ARTICLE | doi:10.20944/preprints201612.0134.v1
Subject: Social Sciences, Sociology Keywords: refugee mental health; gender and mental health; Afghan; resettlement stressors; dissonant acculturation; gender ideology
Online: 28 December 2016 (11:04:54 CET)

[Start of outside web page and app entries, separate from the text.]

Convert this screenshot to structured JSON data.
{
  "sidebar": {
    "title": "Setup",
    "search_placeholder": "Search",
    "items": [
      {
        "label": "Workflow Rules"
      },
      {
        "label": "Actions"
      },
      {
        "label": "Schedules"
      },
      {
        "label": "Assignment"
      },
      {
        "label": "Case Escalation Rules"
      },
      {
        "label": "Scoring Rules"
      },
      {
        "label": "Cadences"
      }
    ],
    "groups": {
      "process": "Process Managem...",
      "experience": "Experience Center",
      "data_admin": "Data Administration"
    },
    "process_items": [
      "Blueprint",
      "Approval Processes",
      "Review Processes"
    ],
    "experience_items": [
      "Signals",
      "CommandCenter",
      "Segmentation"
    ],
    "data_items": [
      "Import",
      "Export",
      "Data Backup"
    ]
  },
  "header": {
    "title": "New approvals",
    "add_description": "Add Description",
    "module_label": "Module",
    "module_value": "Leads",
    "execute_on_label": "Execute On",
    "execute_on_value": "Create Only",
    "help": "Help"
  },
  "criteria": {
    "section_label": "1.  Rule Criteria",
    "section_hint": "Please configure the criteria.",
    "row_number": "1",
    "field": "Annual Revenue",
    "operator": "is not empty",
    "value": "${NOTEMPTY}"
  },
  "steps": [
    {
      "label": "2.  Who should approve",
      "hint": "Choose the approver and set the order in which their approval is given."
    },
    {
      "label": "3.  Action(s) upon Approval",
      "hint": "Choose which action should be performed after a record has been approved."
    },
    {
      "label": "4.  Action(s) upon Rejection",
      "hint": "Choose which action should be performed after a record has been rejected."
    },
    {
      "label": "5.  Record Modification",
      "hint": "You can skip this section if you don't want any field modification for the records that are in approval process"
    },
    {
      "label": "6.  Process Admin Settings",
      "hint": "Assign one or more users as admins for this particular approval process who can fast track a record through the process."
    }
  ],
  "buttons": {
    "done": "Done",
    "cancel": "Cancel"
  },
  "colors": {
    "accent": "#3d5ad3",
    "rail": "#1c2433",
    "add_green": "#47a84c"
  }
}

Recent studies have emphasized the influence of resettlement factors on the mental health of refugees resettling in developed countries. However, little research has addressed gender differences in the nature and influence of resettlement stressors and sources of resilience. We address this gap in knowledge by investigating how gender moderates and mediates the influence of several sources of distress and resilience among 259 Afghan refugees residing in northern California. Gender moderated the effects of four factors on levels of distress. Intimate and extended family ties have little correlation with men’s distress levels, but are strongly associated with lower distress for women. English ability is positively associated with lower distress for women, but not men. In terms of gender ideology, traditionally oriented women and egalitarian men have lower levels of distress. And experiencing greater dissonant acculturation increases distress for men, but not women. The influence of gender interaction terms is substantial and patterns may reflect difficulty adapting to a different gender order. Future studies of similar populations should investigate gender differences in sources of distress and resilience, and efforts to assist new arrivals might inform them of changes in gender roles they may experience, and facilitate opportunities to renegotiate gender roles.